» **What is required**
When you find the word "title" in a line of the entries, please copy the whole line.

» **Records provided**
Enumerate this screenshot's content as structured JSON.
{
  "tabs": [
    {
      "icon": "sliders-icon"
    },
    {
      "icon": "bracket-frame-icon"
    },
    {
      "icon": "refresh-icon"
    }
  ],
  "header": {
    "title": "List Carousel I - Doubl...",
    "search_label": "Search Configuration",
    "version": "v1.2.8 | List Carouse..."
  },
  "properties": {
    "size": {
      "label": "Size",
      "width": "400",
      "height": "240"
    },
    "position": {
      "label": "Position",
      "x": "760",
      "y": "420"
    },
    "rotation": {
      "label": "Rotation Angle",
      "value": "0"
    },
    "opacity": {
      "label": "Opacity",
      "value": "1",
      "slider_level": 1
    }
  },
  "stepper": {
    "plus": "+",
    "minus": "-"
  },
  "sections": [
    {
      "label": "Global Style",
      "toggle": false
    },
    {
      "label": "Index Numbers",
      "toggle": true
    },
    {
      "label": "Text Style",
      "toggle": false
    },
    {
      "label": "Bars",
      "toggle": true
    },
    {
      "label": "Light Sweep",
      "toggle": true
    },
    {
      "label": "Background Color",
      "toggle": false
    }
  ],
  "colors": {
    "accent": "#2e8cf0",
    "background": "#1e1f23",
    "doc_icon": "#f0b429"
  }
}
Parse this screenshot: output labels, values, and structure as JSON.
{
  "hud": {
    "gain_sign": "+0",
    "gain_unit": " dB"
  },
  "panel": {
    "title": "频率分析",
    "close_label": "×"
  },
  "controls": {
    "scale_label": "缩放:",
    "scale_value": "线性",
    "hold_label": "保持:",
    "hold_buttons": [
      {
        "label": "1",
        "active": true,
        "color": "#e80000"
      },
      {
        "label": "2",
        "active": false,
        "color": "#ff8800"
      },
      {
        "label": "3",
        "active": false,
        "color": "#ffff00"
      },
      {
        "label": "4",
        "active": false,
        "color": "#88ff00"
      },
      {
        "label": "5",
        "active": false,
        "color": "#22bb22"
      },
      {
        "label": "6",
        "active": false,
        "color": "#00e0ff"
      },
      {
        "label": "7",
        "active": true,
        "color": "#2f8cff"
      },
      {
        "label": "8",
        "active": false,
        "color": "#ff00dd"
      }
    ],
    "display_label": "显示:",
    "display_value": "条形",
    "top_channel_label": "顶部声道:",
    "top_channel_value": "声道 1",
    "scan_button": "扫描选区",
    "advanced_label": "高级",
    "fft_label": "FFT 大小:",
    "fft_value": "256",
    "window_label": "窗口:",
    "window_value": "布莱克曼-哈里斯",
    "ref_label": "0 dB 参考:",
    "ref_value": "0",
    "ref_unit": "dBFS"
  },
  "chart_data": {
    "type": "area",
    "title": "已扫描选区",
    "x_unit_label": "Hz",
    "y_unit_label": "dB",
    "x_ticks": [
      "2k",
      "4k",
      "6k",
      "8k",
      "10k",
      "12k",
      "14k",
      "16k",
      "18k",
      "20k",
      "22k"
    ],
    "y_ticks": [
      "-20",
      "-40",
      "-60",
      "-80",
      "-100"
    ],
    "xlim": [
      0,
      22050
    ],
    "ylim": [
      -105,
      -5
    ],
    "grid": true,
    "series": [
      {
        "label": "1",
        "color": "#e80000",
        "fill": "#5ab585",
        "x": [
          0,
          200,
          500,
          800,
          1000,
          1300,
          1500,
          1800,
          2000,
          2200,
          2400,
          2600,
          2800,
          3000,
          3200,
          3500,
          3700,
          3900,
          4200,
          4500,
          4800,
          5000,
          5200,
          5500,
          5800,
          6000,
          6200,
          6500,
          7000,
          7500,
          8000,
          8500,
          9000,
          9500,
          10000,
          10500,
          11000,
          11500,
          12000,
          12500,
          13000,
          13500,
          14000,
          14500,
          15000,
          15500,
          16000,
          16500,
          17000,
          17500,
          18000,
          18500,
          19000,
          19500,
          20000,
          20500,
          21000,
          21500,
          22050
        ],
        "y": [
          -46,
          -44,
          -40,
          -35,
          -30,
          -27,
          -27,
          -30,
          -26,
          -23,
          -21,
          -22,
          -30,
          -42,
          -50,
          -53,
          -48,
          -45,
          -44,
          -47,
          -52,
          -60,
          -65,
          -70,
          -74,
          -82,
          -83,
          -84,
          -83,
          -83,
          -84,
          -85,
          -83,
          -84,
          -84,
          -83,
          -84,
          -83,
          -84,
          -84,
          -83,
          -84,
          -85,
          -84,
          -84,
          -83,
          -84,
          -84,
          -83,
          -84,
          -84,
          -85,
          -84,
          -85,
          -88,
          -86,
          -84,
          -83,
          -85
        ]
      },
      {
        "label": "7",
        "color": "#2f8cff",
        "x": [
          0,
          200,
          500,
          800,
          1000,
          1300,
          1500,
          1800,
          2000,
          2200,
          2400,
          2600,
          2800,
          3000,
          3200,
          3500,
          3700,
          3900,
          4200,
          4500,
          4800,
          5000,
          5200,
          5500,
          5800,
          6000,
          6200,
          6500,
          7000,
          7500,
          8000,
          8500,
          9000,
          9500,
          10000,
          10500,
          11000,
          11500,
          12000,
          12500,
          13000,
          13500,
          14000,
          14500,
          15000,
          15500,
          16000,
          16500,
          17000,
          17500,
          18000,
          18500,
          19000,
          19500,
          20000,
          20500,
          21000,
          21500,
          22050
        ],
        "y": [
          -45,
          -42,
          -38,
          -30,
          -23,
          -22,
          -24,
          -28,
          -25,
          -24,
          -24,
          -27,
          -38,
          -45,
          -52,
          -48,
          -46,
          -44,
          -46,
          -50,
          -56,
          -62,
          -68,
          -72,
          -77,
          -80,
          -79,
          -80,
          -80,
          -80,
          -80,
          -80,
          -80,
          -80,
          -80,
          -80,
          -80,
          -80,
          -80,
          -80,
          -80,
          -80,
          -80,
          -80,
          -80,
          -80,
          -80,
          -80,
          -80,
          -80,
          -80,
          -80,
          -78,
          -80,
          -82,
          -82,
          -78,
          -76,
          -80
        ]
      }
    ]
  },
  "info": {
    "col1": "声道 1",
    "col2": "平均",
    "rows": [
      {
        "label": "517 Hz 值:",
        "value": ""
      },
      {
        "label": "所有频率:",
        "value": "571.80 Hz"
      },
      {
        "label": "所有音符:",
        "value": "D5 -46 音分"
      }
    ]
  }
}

» **Solution for this exercise**
    "title": "List Carousel I - Doubl...",
    "title": "频率分析",
    "title": "已扫描选区",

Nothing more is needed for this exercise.